From July 6 through July 8, the two leaders met in Moscow for their first full summit. Their announcement that the U.S. and Russia will negotiate a successor agreement to the Strategic Arms Reduction Treaty (START), a crucial accord that reduces the sizes of the two countries’ nuclear weapons stockpiles, is an excellent beginning to reviving arms control agreements and nonproliferation efforts.
The START treaty, which expires in December 2009, has already greatly reduced the dangers posed by U.S. and Russian nuclear arsenals. Under the treaty, both countries cut their deployed nuclear weapons from 10,000 at the end of the Cold war to fewer than 6,000 by December 2001. In addition to reducing the number of weapons each side holds, the treaty has important procedures to verify that each country is complying.
The new agreement that will act as a successor to START will seek additional cuts of up to one-third from present levels in nuclear arsenals beyond the 2002 Moscow Treaty on Strategic Offensive Reductions.

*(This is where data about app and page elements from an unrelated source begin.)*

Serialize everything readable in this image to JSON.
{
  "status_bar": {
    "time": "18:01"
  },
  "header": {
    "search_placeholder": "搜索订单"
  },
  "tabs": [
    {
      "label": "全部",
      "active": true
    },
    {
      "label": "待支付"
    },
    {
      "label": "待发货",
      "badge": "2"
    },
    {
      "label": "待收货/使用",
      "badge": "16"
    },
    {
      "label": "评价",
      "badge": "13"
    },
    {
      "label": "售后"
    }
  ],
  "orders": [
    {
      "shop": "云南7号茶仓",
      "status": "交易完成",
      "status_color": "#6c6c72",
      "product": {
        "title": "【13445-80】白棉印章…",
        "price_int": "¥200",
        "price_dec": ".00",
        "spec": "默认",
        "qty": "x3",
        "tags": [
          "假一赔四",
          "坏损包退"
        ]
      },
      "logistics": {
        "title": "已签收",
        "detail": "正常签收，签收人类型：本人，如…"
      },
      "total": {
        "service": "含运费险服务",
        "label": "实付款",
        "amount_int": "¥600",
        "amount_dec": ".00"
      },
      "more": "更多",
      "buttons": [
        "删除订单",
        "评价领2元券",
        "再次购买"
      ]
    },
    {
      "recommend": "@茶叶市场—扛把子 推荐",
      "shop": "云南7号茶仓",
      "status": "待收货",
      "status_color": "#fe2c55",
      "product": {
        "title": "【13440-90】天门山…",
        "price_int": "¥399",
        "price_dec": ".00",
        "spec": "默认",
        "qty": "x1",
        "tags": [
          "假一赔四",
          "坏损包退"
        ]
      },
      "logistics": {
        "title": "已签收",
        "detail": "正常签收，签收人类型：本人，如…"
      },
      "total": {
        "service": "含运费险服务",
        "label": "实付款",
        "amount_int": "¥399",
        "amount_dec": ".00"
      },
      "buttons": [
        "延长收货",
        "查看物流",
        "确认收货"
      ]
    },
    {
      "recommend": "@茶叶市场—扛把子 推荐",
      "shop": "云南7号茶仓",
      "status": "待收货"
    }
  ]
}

Despite the promising rhetoric, the real work has just begun. An initial report on the negotiations is due by the end of the month, but completing negotiations and winning a vote in the Senate is a tall order to complete by the December expiration date. Regardless of when this new treaty is approved, it is a necessary component to restarting nonproliferation efforts around the world.